In the initial stage we should plan how to embed a new concept into an existing network so it can be functional. In the later practice stages, we need to emphasize the utility of the concept in various relevant contexts to both extend and embed the desired level of meaning.

Other research-informed concepts like Cognitive Load and Retrieval Practice have crucial practical implications, but it is important to remember that they too make sense only in the context of the key principle of knowledge organization, meaning.

Directions in Practice and in Theory

The value in bridging the learning sciences and education is that it allows teachers to think critically about teaching strategies considering accumulating research findings. Exploring the WHYs, not only the HOWs, leads to more flexible yet critical approach to teaching. Luckily, we see more and more examples of evidence-informed teaching approaches. Below are a several great examples from books that were published in recent years, in each of them I’ve indicated the section that is most relevant to ‘making meaning’. They are written by expert teachers for teachers, and what I appreciate is the explicit approach to the learning process, leaving little space for chance: these experts make all the possible meaning of both teaching and learning – and I like to see this approach spreads, without losing its depth.

The other direction on the science-education bridge, is to inspire cognitive and educational research that focus on questions that stem from the field. I’d like to see greater consideration of meaning as the key principle in learning, when cognitive scientists suggest theories and design experiments to test the efficacy of ideas like Retrieval Practice and Cognitive Load. For example, I’d love to see some of the ideas presented in this post inspiring research and eventually evidence.

Recommended Book Chapters and Blogs

With clear explanations, techniques and examples, each book outlines an entire teaching framework, noted here are the chapters directly related to making meaning, but really, they are part of the whole:

  • The Learning Rainforest by Tom Sherrington - Chapter 8, and also Chapter 7 (C13-20)

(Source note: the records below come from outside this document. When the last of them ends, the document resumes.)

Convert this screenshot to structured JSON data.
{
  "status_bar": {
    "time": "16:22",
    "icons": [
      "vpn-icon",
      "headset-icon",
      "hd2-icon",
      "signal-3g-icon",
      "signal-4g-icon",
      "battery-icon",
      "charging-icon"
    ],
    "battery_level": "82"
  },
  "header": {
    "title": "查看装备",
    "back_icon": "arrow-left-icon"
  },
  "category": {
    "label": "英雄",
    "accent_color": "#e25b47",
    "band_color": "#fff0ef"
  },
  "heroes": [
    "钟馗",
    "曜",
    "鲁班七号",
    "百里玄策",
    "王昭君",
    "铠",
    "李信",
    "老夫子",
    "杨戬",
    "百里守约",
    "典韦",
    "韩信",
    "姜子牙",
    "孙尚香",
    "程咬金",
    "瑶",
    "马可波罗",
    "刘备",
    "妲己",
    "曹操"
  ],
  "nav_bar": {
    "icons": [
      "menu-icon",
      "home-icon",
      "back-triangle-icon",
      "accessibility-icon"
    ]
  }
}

Also see this blog by Tom Sherrington 'The #1 problem/weakness in teaching and how to address it'

Also see this blog by Harry Fletcher-Wood 'Deep learning? Preparing for knowledge transfer'

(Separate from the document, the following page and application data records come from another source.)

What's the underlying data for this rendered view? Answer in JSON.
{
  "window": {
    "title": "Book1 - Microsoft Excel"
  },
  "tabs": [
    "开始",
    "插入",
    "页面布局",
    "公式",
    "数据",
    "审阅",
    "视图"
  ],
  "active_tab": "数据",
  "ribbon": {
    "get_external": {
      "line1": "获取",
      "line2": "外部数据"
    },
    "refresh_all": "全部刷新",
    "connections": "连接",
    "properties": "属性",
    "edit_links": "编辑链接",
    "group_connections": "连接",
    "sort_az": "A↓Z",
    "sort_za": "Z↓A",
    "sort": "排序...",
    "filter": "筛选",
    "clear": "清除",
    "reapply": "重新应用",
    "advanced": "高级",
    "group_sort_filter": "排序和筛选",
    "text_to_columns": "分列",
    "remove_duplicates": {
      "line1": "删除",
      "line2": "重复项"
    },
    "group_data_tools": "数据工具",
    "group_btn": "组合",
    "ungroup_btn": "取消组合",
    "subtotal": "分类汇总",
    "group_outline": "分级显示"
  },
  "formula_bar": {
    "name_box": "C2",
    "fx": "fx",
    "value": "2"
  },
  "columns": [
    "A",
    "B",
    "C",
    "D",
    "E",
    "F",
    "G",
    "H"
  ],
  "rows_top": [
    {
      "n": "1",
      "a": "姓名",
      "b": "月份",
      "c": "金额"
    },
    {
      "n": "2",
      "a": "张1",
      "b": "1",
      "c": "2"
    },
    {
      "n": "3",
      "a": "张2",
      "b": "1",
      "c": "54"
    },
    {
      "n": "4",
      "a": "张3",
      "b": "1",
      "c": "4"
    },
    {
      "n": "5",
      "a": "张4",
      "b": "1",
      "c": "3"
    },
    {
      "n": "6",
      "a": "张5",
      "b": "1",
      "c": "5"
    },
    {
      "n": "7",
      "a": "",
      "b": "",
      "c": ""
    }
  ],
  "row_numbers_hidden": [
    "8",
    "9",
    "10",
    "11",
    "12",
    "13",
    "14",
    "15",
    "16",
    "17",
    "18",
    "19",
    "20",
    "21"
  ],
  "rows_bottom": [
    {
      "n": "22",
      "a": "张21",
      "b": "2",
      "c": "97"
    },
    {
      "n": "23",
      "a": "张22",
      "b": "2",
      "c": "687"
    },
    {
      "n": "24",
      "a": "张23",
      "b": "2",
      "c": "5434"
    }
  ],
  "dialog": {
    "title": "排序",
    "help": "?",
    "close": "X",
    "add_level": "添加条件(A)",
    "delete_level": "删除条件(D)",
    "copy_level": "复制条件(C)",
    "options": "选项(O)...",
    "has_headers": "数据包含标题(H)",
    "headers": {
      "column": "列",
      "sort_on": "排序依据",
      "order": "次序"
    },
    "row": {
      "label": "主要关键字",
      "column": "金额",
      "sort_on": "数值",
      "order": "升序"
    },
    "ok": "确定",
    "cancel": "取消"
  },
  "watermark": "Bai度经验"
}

Also see this blog by Andy Tharby 'Connecting and organising knowledge in English literature'

More Blogs

There is plenty of valuable information, ideas, strategies and complete examples that put emphasis on making meaning in the classroom, here is a non-exhaustive (and always growing) collection:

Do they understand this well enough to move on? Introducing hinge questions by Harry Fletcher-Wood

Comprehension Strategies in the Classroom and Clear Teacher Explanations I: examples & non-examples by Pritesh raichura

Great Lessons 6: Explaining by Tom Sherrington


1. McLeod, S. A. (2007). Levels of processing

2. Willingham, D. T. (2003). Students remember what they think about. American Educator, 27(2), 37-41.

3. Willingham, D. T. (2009). Why don't students like school?: A cognitive scientist answers questions about how the mind works and what it means for the classroom. John Wiley & Sons. Chapter 3.

4. Lakoff, G. (2009). The neural theory of metaphor. Available at SSRN 1437794 [PDF] also in this lecture:

5. Willingham, D. T. (2009). Why don't students like school?: A cognitive scientist answers questions about how the mind works and what it means for the classroom. John Wiley & Sons. Chapter 1.

6. Cognitive load theory: Research that teachers really need to understand (2017) Centre for Education Statistics and Evaluation, NSW Department of Education, Sydney, Australia

7. Brown, P. C., Roediger III, H. L., & McDaniel, M. A. (2014). Make it stick. Harvard University Press.

8. Karpicke, J. D. (2017). Retrieval-based learning: A decade of progress. In J. T. Wixted (Ed.), Cognitive psychology of memory, Vol. 2 of Learning and memory: A comprehensive reference (J. H. Byrne, Series Ed.) (p. 487-514). Oxford: Academic Press.

9. Bjork, E. L., & Bjork, R. A. (2011). Making things hard on yourself, but in a good way: Creating desirable difficulties to enhance learning. Psychology and the real world: Essays illustrating fundamental contributions to society, 2(59-68).

Published: October 2019, updated: December 2019